Animals were an important part of the everyday lives of ancient and medieval people, whether they were real or imagined, and their literary use in the Middle Ages formed a moral language.
In the Italian city of Pesaro last month, a court ruled that the Getty Museum’s prized “Victorious Youth” statue should be returned to Italy, and in response, the J. Paul Getty Trust issued a public reply, noting that Italy has no cultural claim on the statue.
A new acquisition by The Getty augments their already significant collection of European Old Master works.
Hamlet thought he could do it. The prince believed he could exert control over the narrative of his life’s major events and the part he played in their grim culmination.
In Power and Pathos: Bronze Sculpture of the Hellenistic World, opened last week at Florence’s Palazzo Strozzi, more Greek bronzes are assembled than ever before in the modern age.
Yesterday, the J. Paul Getty Trust announced that they will be “making roughly 4,600 high-resolution images of the Museum’s collection free to use, modify, and publish for any purpose.”
If 2012 saw museums like the Walker and the New Museum embrace the medium of the internet with redesigned websites and social media presences, 2013 might signal a renaissance for museums and multimedia. Both the Getty and the Metropolitan Museum have just launched new photo and video initiatives.
The Getty Museum has come up with a video to demonstrate how to save your precious sculptures during an earthquake. Thanks, Getty!

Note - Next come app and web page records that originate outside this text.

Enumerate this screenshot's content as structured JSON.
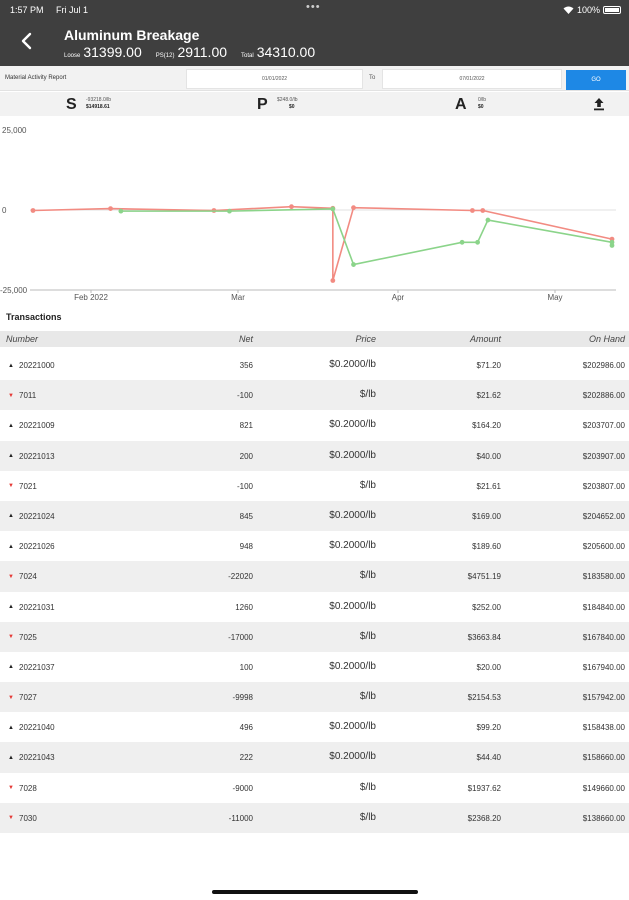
{
  "status": {
    "time": "1:57 PM",
    "date": "Fri Jul 1",
    "dots": "•••",
    "battery": "100%"
  },
  "header": {
    "title": "Aluminum Breakage",
    "totals": [
      {
        "label": "Loose",
        "value": "31399.00"
      },
      {
        "label": "PS(12)",
        "value": "2911.00"
      },
      {
        "label": "Total",
        "value": "34310.00"
      }
    ]
  },
  "report": {
    "label": "Material Activity Report",
    "from": "01/01/2022",
    "to_label": "To",
    "to": "07/01/2022",
    "go": "GO"
  },
  "summary": [
    {
      "letter": "S",
      "line1": "-93218.0/lb",
      "line2": "$14918.61"
    },
    {
      "letter": "P",
      "line1": "$248.0/lb",
      "line2": "$0"
    },
    {
      "letter": "A",
      "line1": "0/lb",
      "line2": "$0"
    }
  ],
  "chart_data": {
    "type": "line",
    "ylim": [
      -25000,
      25000
    ],
    "yticks": [
      "25,000",
      "0",
      "-25,000"
    ],
    "xticks": [
      "Feb 2022",
      "Mar",
      "Apr",
      "May"
    ],
    "grid": false,
    "series": [
      {
        "color": "#f28b82",
        "points": [
          [
            0,
            0
          ],
          [
            15,
            600
          ],
          [
            35,
            0
          ],
          [
            50,
            1200
          ],
          [
            58,
            700
          ],
          [
            58,
            -22020
          ],
          [
            62,
            900
          ],
          [
            85,
            0
          ],
          [
            87,
            0
          ],
          [
            112,
            -9000
          ]
        ]
      },
      {
        "color": "#8bd48a",
        "points": [
          [
            17,
            -200
          ],
          [
            38,
            -200
          ],
          [
            58,
            500
          ],
          [
            62,
            -17000
          ],
          [
            83,
            -9998
          ],
          [
            86,
            -9998
          ],
          [
            88,
            -3000
          ],
          [
            112,
            -10000
          ],
          [
            112,
            -11000
          ]
        ]
      }
    ]
  },
  "transactions": {
    "title": "Transactions",
    "columns": [
      "Number",
      "Net",
      "Price",
      "Amount",
      "On Hand"
    ],
    "rows": [
      {
        "dir": "up",
        "number": "20221000",
        "net": "356",
        "price": "$0.2000/lb",
        "amount": "$71.20",
        "onhand": "$202986.00"
      },
      {
        "dir": "down",
        "number": "7011",
        "net": "-100",
        "price": "$/lb",
        "amount": "$21.62",
        "onhand": "$202886.00"
      },
      {
        "dir": "up",
        "number": "20221009",
        "net": "821",
        "price": "$0.2000/lb",
        "amount": "$164.20",
        "onhand": "$203707.00"
      },
      {
        "dir": "up",
        "number": "20221013",
        "net": "200",
        "price": "$0.2000/lb",
        "amount": "$40.00",
        "onhand": "$203907.00"
      },
      {
        "dir": "down",
        "number": "7021",
        "net": "-100",
        "price": "$/lb",
        "amount": "$21.61",
        "onhand": "$203807.00"
      },
      {
        "dir": "up",
        "number": "20221024",
        "net": "845",
        "price": "$0.2000/lb",
        "amount": "$169.00",
        "onhand": "$204652.00"
      },
      {
        "dir": "up",
        "number": "20221026",
        "net": "948",
        "price": "$0.2000/lb",
        "amount": "$189.60",
        "onhand": "$205600.00"
      },
      {
        "dir": "down",
        "number": "7024",
        "net": "-22020",
        "price": "$/lb",
        "amount": "$4751.19",
        "onhand": "$183580.00"
      },
      {
        "dir": "up",
        "number": "20221031",
        "net": "1260",
        "price": "$0.2000/lb",
        "amount": "$252.00",
        "onhand": "$184840.00"
      },
      {
        "dir": "down",
        "number": "7025",
        "net": "-17000",
        "price": "$/lb",
        "amount": "$3663.84",
        "onhand": "$167840.00"
      },
      {
        "dir": "up",
        "number": "20221037",
        "net": "100",
        "price": "$0.2000/lb",
        "amount": "$20.00",
        "onhand": "$167940.00"
      },
      {
        "dir": "down",
        "number": "7027",
        "net": "-9998",
        "price": "$/lb",
        "amount": "$2154.53",
        "onhand": "$157942.00"
      },
      {
        "dir": "up",
        "number": "20221040",
        "net": "496",
        "price": "$0.2000/lb",
        "amount": "$99.20",
        "onhand": "$158438.00"
      },
      {
        "dir": "up",
        "number": "20221043",
        "net": "222",
        "price": "$0.2000/lb",
        "amount": "$44.40",
        "onhand": "$158660.00"
      },
      {
        "dir": "down",
        "number": "7028",
        "net": "-9000",
        "price": "$/lb",
        "amount": "$1937.62",
        "onhand": "$149660.00"
      },
      {
        "dir": "down",
        "number": "7030",
        "net": "-11000",
        "price": "$/lb",
        "amount": "$2368.20",
        "onhand": "$138660.00"
      }
    ]
  }
}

The Getty has launched a comprehensive Pacific Standard Time at the Getty Center archive online for art-lovers slash internet-junkies.